He pointed out that his property tax bill has separate lines for Acme and Wellington, and Acme controls roads and resurfacing. He predicted those issues would arise in future public hearings. He also pointed out that equestrians are assessed at an increased benefit.

“People have been saying it’s a done deal, and the council has been moving pretty much in lockstep to move this project forward, but it’s not done yet, so I hope they will reconsider some of their actions,” Biggs said.

Committee Member Houston Meigs said he thought the project would affect many more people than just residents of southern Saddle Trail, and asked whether residents outside Saddle Trail had been contacted.

Riebe stressed that the topic of the meeting was not about assessments or the process. “Those types of things are under the purview of the council,” Riebe said. “We’re specifically here tonight to talk about the design details for a project in a neighborhood, which involves equestrian activities.”

He explained that the council had asked him to get the committee’s input on the design details, not whether they liked the project or the special assessment process.

Committee Member Linda Smith-Faver said the committee opposes the project. “We’re sort of being forced into making decisions about a project that we don’t agree should happen,” Smith-Faver said. “I think the council asked our opinion and then ignored us.”

“Unfortunately, they do have the option of doing that,” Elie said.

Riebe pointed out that some changes were made. For example, equestrian crossing islands were removed at the request of the committee.

Smith-Faver said she considered that a small change and that members never were asked if they favored paving roads in the Equestrian Preserve Area.

“It’s going to affect a lot more people than those 70 or 80 people who wanted this, and that’s my concern,” she said. “We’re supposed to be speaking for the entire equestrian community, not just Saddle Trail Park south.”

Committee Vice Chair Michael Whitlow thanked Biggs for opening up the discussion.

“I understand what Mr. Riebe has said about limiting our scope, but that was discussed last night at the council meeting,” Whitlow said. “Once again, people are unhappy with the idea of covering things on a piecemeal basis.”

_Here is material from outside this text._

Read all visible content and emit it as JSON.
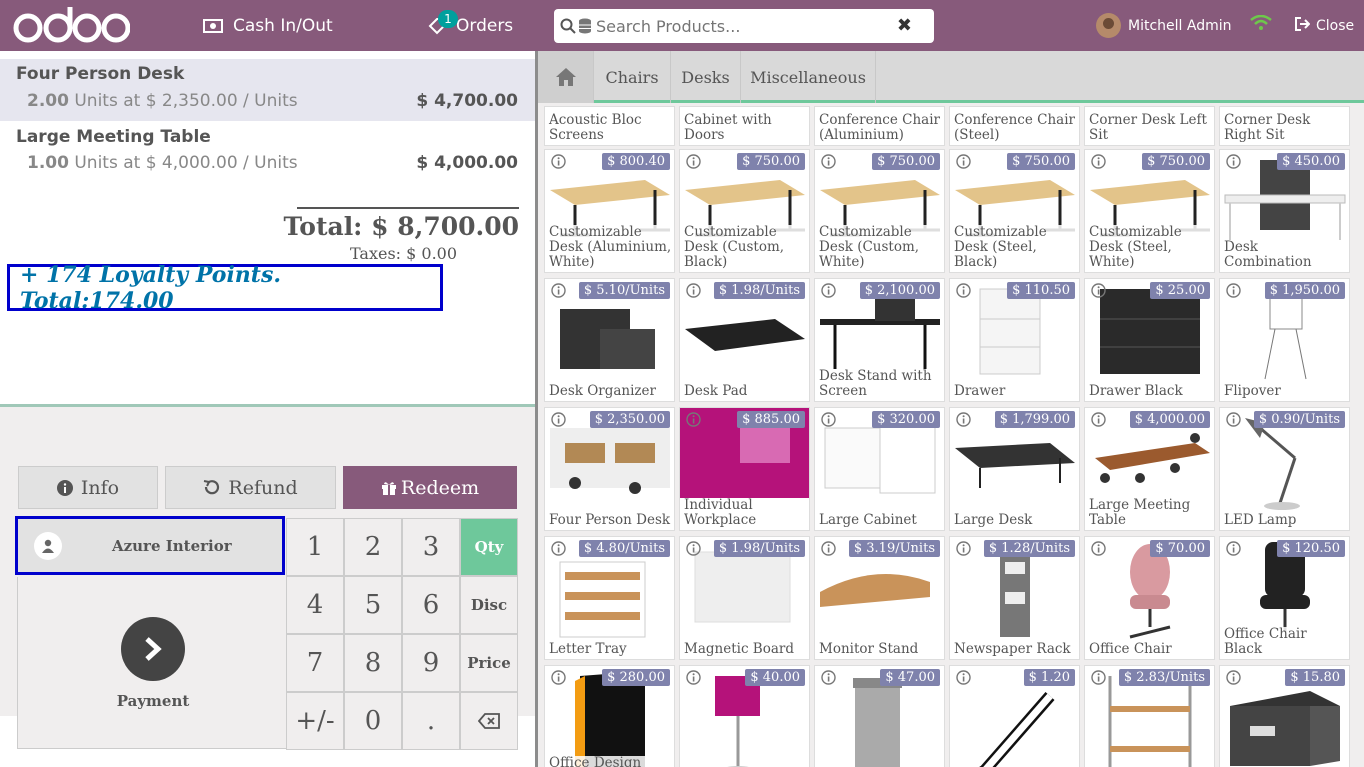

Elie said that there are design elements the committee needs to address, whether they like the project or not. “If it does go forward, we need to have some input into it,” she said.

She asked how hedge heights were going to be addressed and enforced so that drivers can see that horses are coming and riders can see that cars are coming.

Riebe said the hedges will be along the property line, and if there is a line-of-sight issue at access points, there are engineering standards and ordinances the village can enforce to see that property owners lower them.

Meigs also asked about property owners’ entry gates. Although they will be required to open inward so they don’t interfere with the bridle path, and the entry button will be within the property line, it would still leave half of a vehicle sitting in the bridle trail while gaining entry.

“That means the entry gate would have to be moved 20 feet into the property,” Meigs said.

Elie agreed, pointing out that she had a delivery truck sitting outside her property recently waiting to gain entry, and horses on the bridle trial had to wait for the truck to get in.

Riebe said that condition exists now. “We are not going to engineer every circumstance,” he said.

Elie said the condition would be happening on a routine basis, forcing horses and riders onto the slippery pavement in order to get around vehicles, but Riebe said it is illegal to block a bridle trail.

“There are other bridle trails in Wellington,” he said, “and we’ve not seen those issues with that type of setup.”

He added that residents had asked for paving because of dust. He also pointed out that there are a variety of conflicts on the roads already with horses, golf carts, vehicles and pedestrians.

“The dust is so bad in there during the season that there are times that you cannot see down the road,” Riebe said.